Daily newspaper Jyllands-Posten’s decision to print twelve cartoons featuring Muslim prophet Mohammed has caused a stir among Muslim countries, daily newspaper Politiken reported on Thursday.
A number of Muslim countries with embassies in Denmark have sent a protest to Prime Minister Anders Fogh Rasmussen and the Ministry of Foreign Affairs about the caricatures.
‘We are hoping for understanding about Muslims’ feelings about Mohammed. And we’re hoping for an apology from Jyllands-Posten,’ said Mascud Effendy Hutasuhut, minister counsellor at the Indonesian Embassy.
In addition to Indonesia, a number of Arab states, Pakistan, Iran, and Bosnia-Herzegovina have complained about the cartoons, which they see as a hate campaign against Muslims in Denmark.
The newspaper urged cartoonists to send in drawings of the prophet after an author complained that nobody dared to illustrate his book on Mohammed. Twelve illustrators heeded the newspaper’s call and sent in cartoons of the prophet, which were published in the newspaper last month.
Jyllands-Posten has called the cartoons a test of whether fear of Islamic retribution has begun to limit the freedom of expression in Denmark.

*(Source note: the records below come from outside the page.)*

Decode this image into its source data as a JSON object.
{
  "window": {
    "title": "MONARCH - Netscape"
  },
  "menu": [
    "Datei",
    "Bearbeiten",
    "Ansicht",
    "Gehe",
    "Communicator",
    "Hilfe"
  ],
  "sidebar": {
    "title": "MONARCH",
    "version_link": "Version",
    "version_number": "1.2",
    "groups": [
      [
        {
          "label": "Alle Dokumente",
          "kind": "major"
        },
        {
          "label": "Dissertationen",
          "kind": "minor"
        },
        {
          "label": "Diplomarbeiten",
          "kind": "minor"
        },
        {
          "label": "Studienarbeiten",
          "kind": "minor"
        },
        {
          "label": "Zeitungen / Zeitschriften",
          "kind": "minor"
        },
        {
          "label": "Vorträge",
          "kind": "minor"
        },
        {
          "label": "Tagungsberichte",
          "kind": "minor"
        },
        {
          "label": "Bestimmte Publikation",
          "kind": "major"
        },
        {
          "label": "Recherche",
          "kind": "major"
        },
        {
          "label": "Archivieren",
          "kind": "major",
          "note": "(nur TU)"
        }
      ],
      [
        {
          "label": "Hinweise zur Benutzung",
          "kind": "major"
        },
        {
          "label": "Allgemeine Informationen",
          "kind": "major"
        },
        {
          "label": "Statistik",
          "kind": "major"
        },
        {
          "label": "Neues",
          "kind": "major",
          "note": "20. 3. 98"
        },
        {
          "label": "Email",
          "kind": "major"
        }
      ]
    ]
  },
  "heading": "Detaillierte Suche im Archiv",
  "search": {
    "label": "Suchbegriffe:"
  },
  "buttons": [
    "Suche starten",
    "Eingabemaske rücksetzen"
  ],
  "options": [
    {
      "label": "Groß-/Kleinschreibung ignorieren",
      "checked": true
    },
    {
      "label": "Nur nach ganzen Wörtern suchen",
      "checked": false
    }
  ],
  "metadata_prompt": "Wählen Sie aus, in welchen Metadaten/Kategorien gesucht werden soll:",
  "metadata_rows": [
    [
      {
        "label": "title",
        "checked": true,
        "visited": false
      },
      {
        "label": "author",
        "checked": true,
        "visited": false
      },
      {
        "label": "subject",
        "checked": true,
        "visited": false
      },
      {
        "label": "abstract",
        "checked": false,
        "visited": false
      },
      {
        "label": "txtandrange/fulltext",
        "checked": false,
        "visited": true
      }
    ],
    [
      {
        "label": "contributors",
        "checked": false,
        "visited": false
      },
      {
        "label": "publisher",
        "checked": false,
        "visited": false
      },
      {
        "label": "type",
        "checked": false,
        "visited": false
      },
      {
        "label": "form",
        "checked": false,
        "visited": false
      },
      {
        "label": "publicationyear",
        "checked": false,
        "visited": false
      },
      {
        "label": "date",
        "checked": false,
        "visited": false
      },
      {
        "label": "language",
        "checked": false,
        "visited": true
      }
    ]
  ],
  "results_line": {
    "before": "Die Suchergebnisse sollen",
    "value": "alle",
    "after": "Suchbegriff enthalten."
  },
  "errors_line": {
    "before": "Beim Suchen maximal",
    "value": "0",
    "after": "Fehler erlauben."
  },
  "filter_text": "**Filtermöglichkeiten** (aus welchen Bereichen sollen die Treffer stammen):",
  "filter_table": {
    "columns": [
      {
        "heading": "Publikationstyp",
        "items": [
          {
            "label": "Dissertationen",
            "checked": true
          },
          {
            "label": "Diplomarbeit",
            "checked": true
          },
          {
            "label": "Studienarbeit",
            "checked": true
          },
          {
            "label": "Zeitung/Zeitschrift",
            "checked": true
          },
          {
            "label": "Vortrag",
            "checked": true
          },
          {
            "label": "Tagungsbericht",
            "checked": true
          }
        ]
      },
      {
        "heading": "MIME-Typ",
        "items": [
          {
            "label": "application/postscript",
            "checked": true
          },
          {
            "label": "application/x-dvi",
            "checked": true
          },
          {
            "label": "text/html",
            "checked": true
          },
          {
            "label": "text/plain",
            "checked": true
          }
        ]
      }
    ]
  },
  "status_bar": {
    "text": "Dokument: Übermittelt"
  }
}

The caricatures have caused uproar amongst the nation’s Muslims, and security guards were posted around the newspaper’s Copenhagen office after a mentally unstable 17-year-old boy sent death threats to journalists and the illustrators.
Representatives of the Muslim countries have requested a meeting with the prime minister, who is also the minister of press issues, to discuss the cartoons.
The Prime Minister’s Office’s press chief, Michael Ulveman, said the ministry was preparing a reply, but would not give any further comments.
Peter Viggo Jakobsen, department chief at the Danish Institute for International Studies, said the Muslim ambassadors should not get their hopes up.
‘If they have the faintest idea about how a Danish and democratic society works, they should know that the Danish government doesn’t have any say about Jyllands-Posten’s rights of expression,’ Jakobsen said.